Charo Garcia speaks during an interview with The Associated Press at the UGT trade unions offices in Madrid Thursday May 5, 2011. Charo Garcia scrubs toilets for a living and used to do it with a ... more 
Charo Garcia speaks during an interview with The Associated Press at the UGT trade unions offices in Madrid Thursday May 5, 2011. Charo Garcia scrubs toilets for a living and used to do it with a smile. She sweeps, mops and does other dirty work at a high school, convinced that leaving desks and hallways nice and neat creates a better atmosphere for riotous teens to learn. There's just one problem: Garcia has not been paid for four months, and while her family budget was already lean, now it's utterly emaciated.
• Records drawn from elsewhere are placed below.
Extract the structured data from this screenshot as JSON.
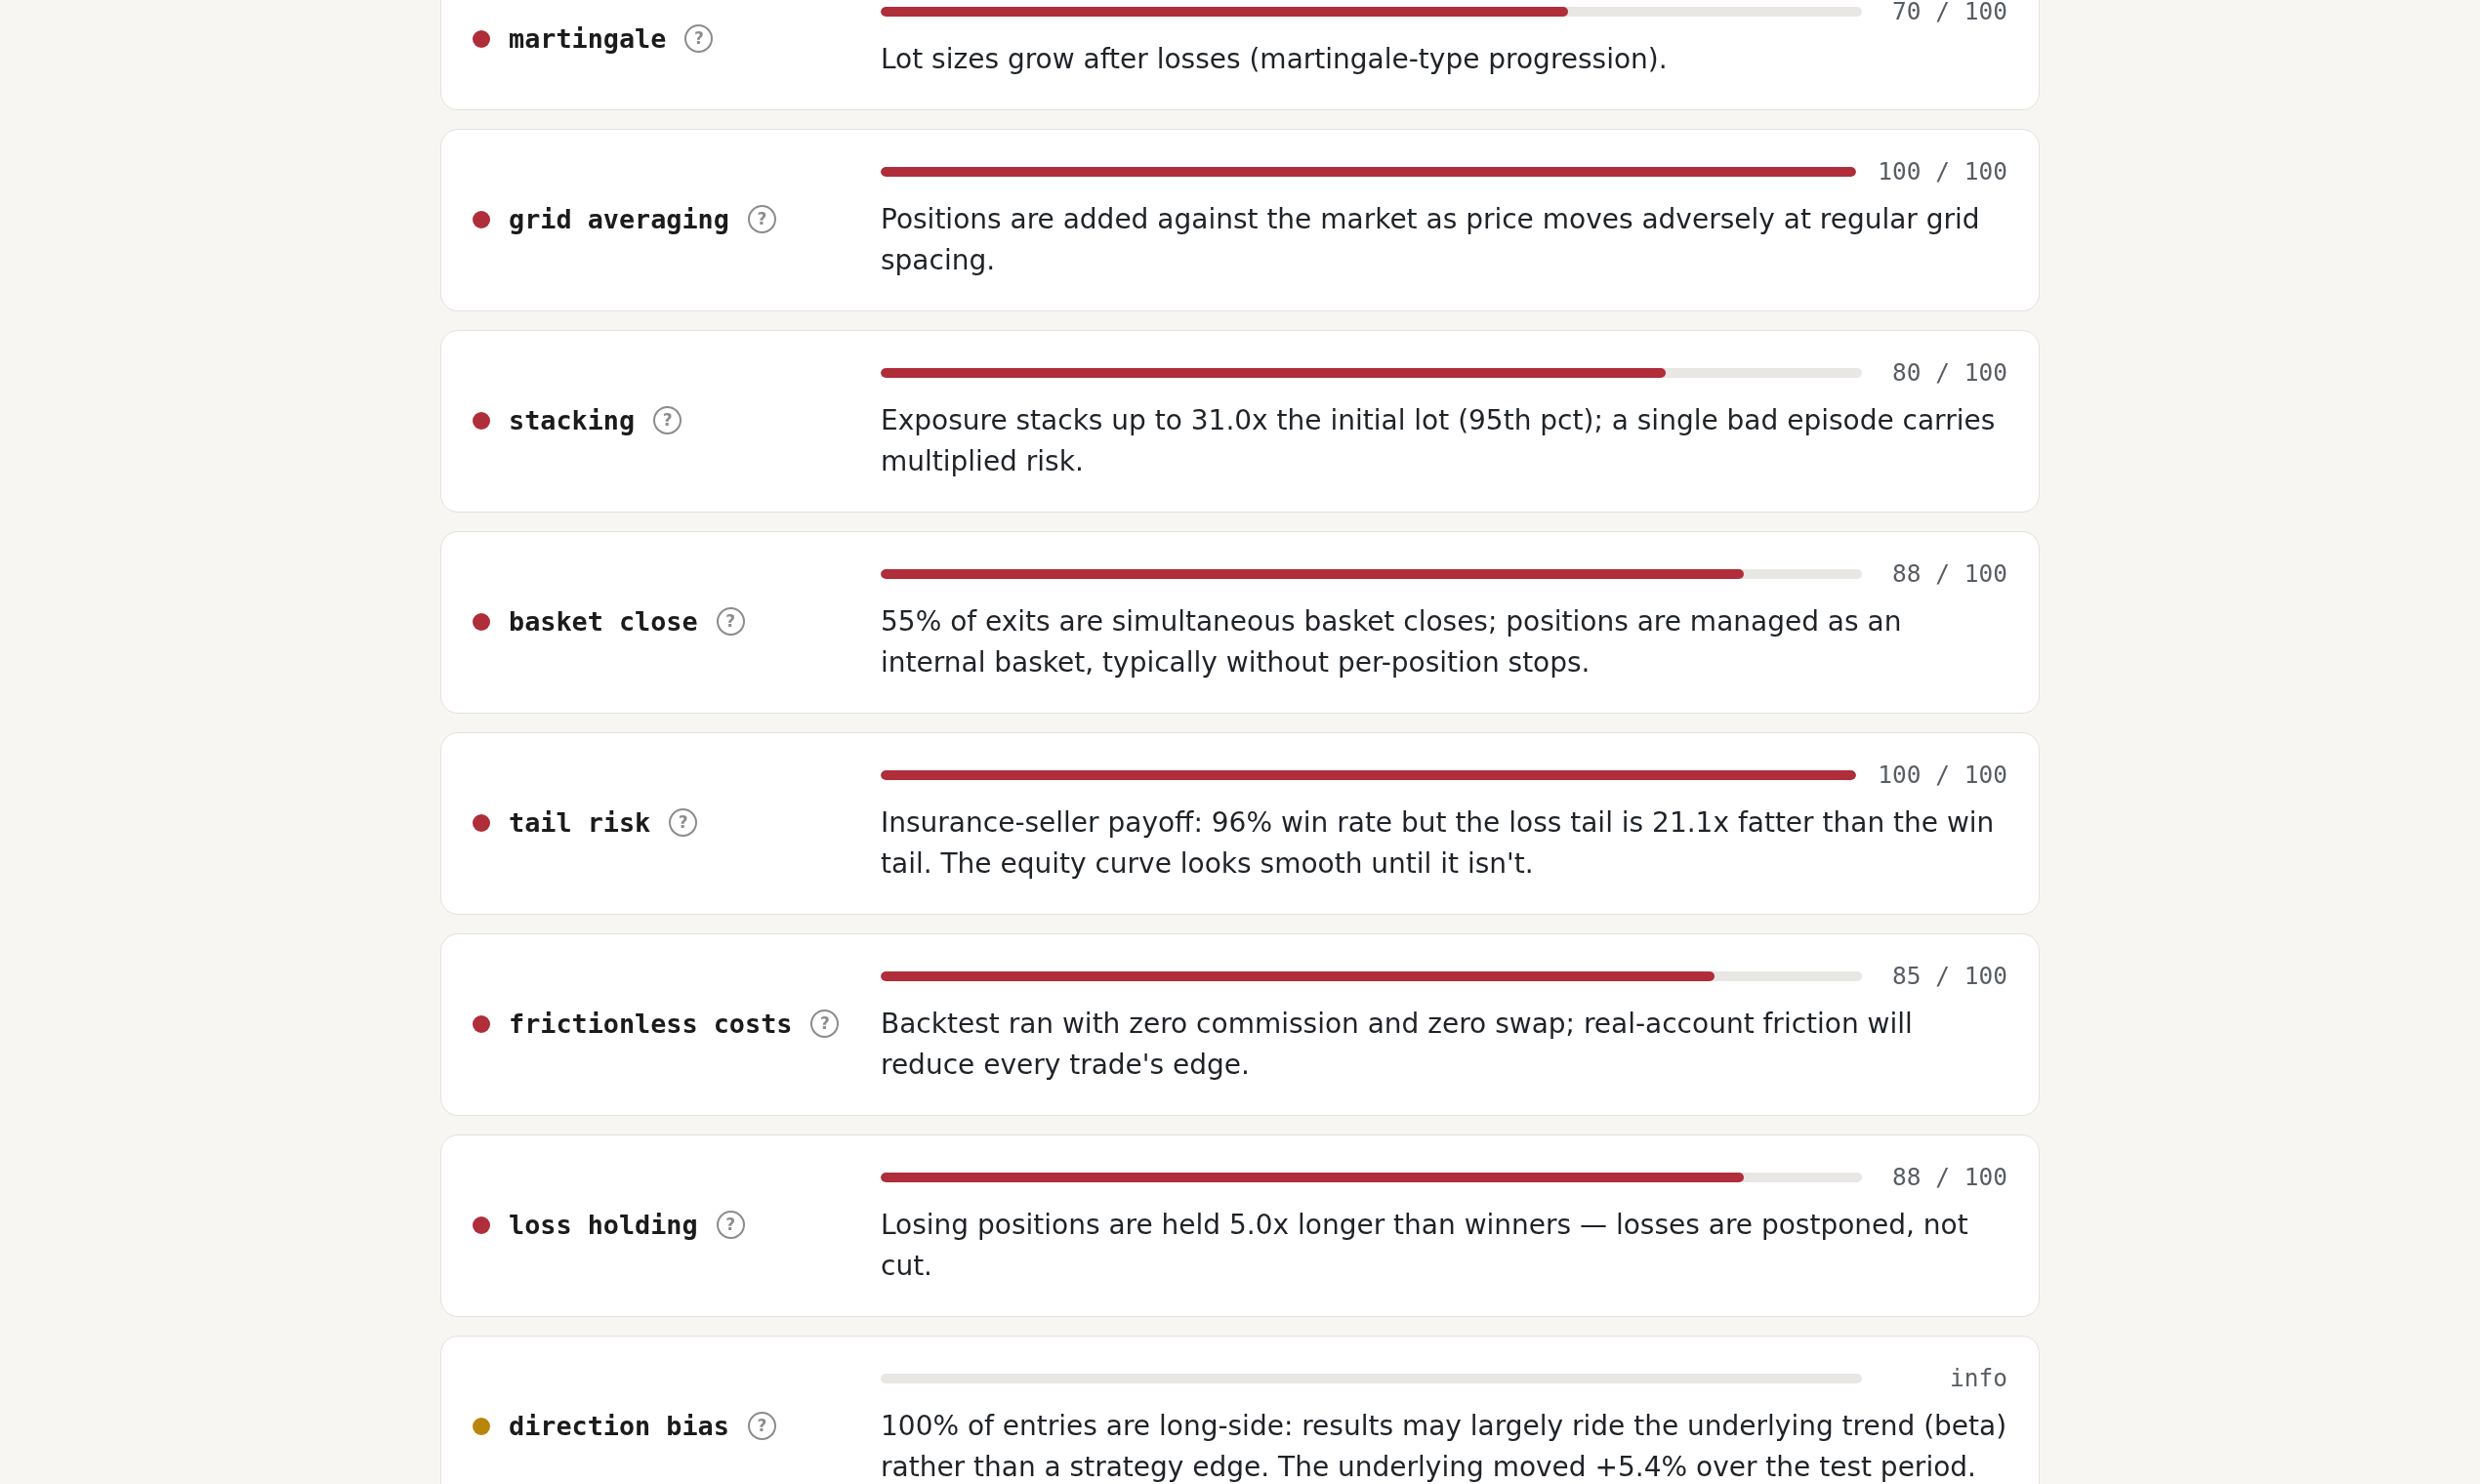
{
  "risk_factors": [
    {
      "name": "martingale",
      "color": "#b02d3a",
      "help": "?",
      "level": 0.7,
      "score": "70 / 100",
      "description": "Lot sizes grow after losses (martingale-type progression)."
    },
    {
      "name": "grid averaging",
      "color": "#b02d3a",
      "help": "?",
      "level": 1.0,
      "score": "100 / 100",
      "description": "Positions are added against the market as price moves adversely at regular grid spacing."
    },
    {
      "name": "stacking",
      "color": "#b02d3a",
      "help": "?",
      "level": 0.8,
      "score": "80 / 100",
      "description": "Exposure stacks up to 31.0x the initial lot (95th pct); a single bad episode carries multiplied risk."
    },
    {
      "name": "basket close",
      "color": "#b02d3a",
      "help": "?",
      "level": 0.88,
      "score": "88 / 100",
      "description": "55% of exits are simultaneous basket closes; positions are managed as an internal basket, typically without per-position stops."
    },
    {
      "name": "tail risk",
      "color": "#b02d3a",
      "help": "?",
      "level": 1.0,
      "score": "100 / 100",
      "description": "Insurance-seller payoff: 96% win rate but the loss tail is 21.1x fatter than the win tail. The equity curve looks smooth until it isn't."
    },
    {
      "name": "frictionless costs",
      "color": "#b02d3a",
      "help": "?",
      "level": 0.85,
      "score": "85 / 100",
      "description": "Backtest ran with zero commission and zero swap; real-account friction will reduce every trade's edge."
    },
    {
      "name": "loss holding",
      "color": "#b02d3a",
      "help": "?",
      "level": 0.88,
      "score": "88 / 100",
      "description": "Losing positions are held 5.0x longer than winners — losses are postponed, not cut."
    },
    {
      "name": "direction bias",
      "color": "#b8860b",
      "help": "?",
      "score": "info",
      "description": "100% of entries are long-side: results may largely ride the underlying trend (beta) rather than a strategy edge. The underlying moved +5.4% over the test period."
    }
  ]
}
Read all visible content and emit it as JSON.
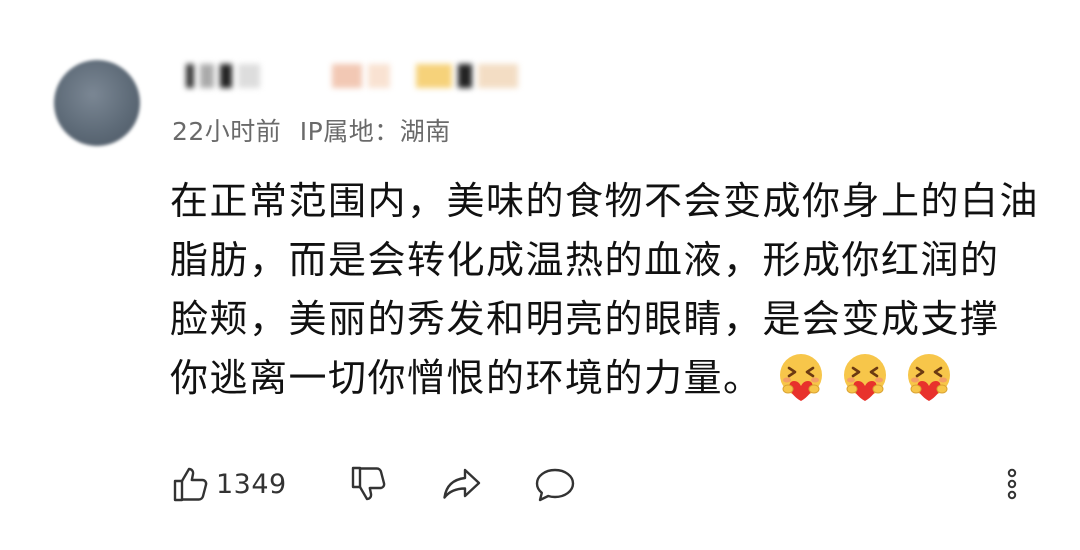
{
  "comment": {
    "username": "用户",
    "meta": {
      "time": "22小时前",
      "ip": "IP属地：湖南"
    },
    "lines": [
      "在正常范围内，美味的食物不会变成你身上的白油",
      "脂肪，而是会转化成温热的血液，形成你红润的",
      "脸颊，美丽的秀发和明亮的眼睛，是会变成支撑",
      "你逃离一切你憎恨的环境的力量。"
    ],
    "emojis": [
      "hug-heart-emoji",
      "hug-heart-emoji",
      "hug-heart-emoji"
    ],
    "actions": {
      "like_count": "1349",
      "icons": [
        "thumbs-up-icon",
        "thumbs-down-icon",
        "share-icon",
        "reply-icon",
        "more-icon"
      ]
    }
  },
  "colors": {
    "text": "#111111",
    "meta": "#6a6a6a",
    "icon": "#333333",
    "emoji_face": "#f7c64a",
    "emoji_heart": "#e8322c"
  }
}
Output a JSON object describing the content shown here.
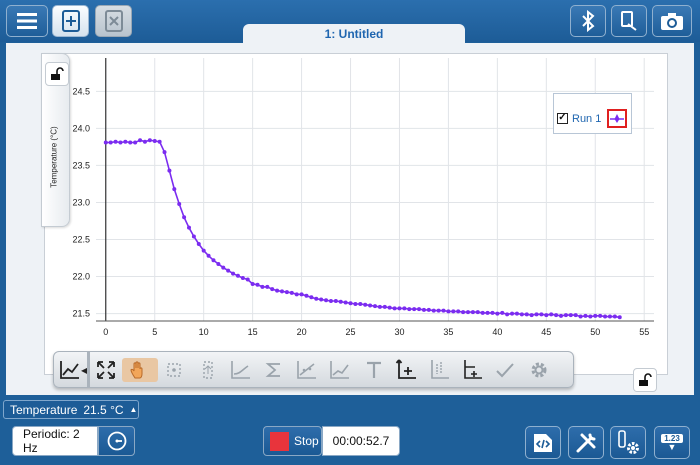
{
  "window": {
    "tab_title": "1: Untitled"
  },
  "toolbar": {
    "left_icons": [
      "menu-icon",
      "new-file-icon",
      "close-file-icon"
    ],
    "right_icons": [
      "bluetooth-icon",
      "connected-device-icon",
      "camera-icon"
    ]
  },
  "graph": {
    "y_axis_label": "Temperature (°C)",
    "legend": {
      "run_label": "Run 1",
      "checked": true
    },
    "series_color": "#7b2cf0",
    "legend_highlight_color": "#e02020"
  },
  "chart_data": {
    "type": "line",
    "title": "",
    "xlabel": "",
    "ylabel": "Temperature (°C)",
    "xlim": [
      -1,
      56
    ],
    "ylim": [
      21.4,
      24.95
    ],
    "x_ticks": [
      0,
      5,
      10,
      15,
      20,
      25,
      30,
      35,
      40,
      45,
      50,
      55
    ],
    "y_ticks": [
      21.5,
      22.0,
      22.5,
      23.0,
      23.5,
      24.0,
      24.5
    ],
    "x_tick_labels": [
      "0",
      "5",
      "10",
      "15",
      "20",
      "25",
      "30",
      "35",
      "40",
      "45",
      "50",
      "55"
    ],
    "y_tick_labels": [
      "21.5",
      "22.0",
      "22.5",
      "23.0",
      "23.5",
      "24.0",
      "24.5"
    ],
    "grid": true,
    "legend_position": "top-right",
    "series": [
      {
        "name": "Run 1",
        "x": [
          0,
          0.5,
          1,
          1.5,
          2,
          2.5,
          3,
          3.5,
          4,
          4.5,
          5,
          5.5,
          6,
          6.5,
          7,
          7.5,
          8,
          8.5,
          9,
          9.5,
          10,
          10.5,
          11,
          11.5,
          12,
          12.5,
          13,
          13.5,
          14,
          14.5,
          15,
          15.5,
          16,
          16.5,
          17,
          17.5,
          18,
          18.5,
          19,
          19.5,
          20,
          20.5,
          21,
          21.5,
          22,
          22.5,
          23,
          23.5,
          24,
          24.5,
          25,
          25.5,
          26,
          26.5,
          27,
          27.5,
          28,
          28.5,
          29,
          29.5,
          30,
          30.5,
          31,
          31.5,
          32,
          32.5,
          33,
          33.5,
          34,
          34.5,
          35,
          35.5,
          36,
          36.5,
          37,
          37.5,
          38,
          38.5,
          39,
          39.5,
          40,
          40.5,
          41,
          41.5,
          42,
          42.5,
          43,
          43.5,
          44,
          44.5,
          45,
          45.5,
          46,
          46.5,
          47,
          47.5,
          48,
          48.5,
          49,
          49.5,
          50,
          50.5,
          51,
          51.5,
          52,
          52.5
        ],
        "y": [
          23.81,
          23.81,
          23.82,
          23.81,
          23.82,
          23.81,
          23.81,
          23.84,
          23.82,
          23.84,
          23.83,
          23.82,
          23.68,
          23.43,
          23.18,
          22.98,
          22.8,
          22.66,
          22.54,
          22.44,
          22.35,
          22.28,
          22.22,
          22.17,
          22.12,
          22.08,
          22.04,
          22.01,
          21.98,
          21.96,
          21.9,
          21.89,
          21.86,
          21.86,
          21.83,
          21.81,
          21.8,
          21.79,
          21.78,
          21.76,
          21.76,
          21.74,
          21.72,
          21.7,
          21.69,
          21.68,
          21.67,
          21.67,
          21.66,
          21.65,
          21.64,
          21.63,
          21.63,
          21.62,
          21.61,
          21.6,
          21.59,
          21.59,
          21.58,
          21.57,
          21.57,
          21.57,
          21.56,
          21.56,
          21.56,
          21.55,
          21.55,
          21.54,
          21.54,
          21.54,
          21.53,
          21.53,
          21.53,
          21.52,
          21.52,
          21.52,
          21.52,
          21.51,
          21.51,
          21.51,
          21.5,
          21.51,
          21.49,
          21.5,
          21.5,
          21.49,
          21.49,
          21.48,
          21.49,
          21.49,
          21.48,
          21.49,
          21.48,
          21.47,
          21.48,
          21.48,
          21.48,
          21.46,
          21.47,
          21.46,
          21.47,
          21.47,
          21.46,
          21.46,
          21.46,
          21.45
        ]
      }
    ]
  },
  "graph_toolbar": {
    "icons": [
      "graph-type-icon",
      "autoscale-icon",
      "pan-icon",
      "examine-icon",
      "selection-icon",
      "tangent-icon",
      "statistics-icon",
      "curve-fit-icon",
      "model-icon",
      "annotation-icon",
      "add-axis-icon",
      "graph-options-icon",
      "interpolate-icon",
      "check-icon",
      "settings-icon"
    ]
  },
  "sensor": {
    "name": "Temperature",
    "value": "21.5 °C"
  },
  "bottom": {
    "rate_label": "Periodic: 2 Hz",
    "stop_label": "Stop",
    "timer": "00:00:52.7",
    "meter_value": "1.23",
    "right_icons": [
      "code-icon",
      "tools-icon",
      "sensor-settings-icon",
      "meter-icon"
    ]
  }
}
She is far from alone.Garcia's plight is repeated across Spain as it struggles to crawl out of recession: myriad blue-collar workers, from gardeners to bricklayers but even B-league professional football players, are enduring months without getting paid as their employers squirm to stay afloat in an economy with limp growth and slim prospects for major improvement soon. less 
1 / 1
Associated Press | Photo By Paul White
Thu, May 19, 2011 5:01 AM EDT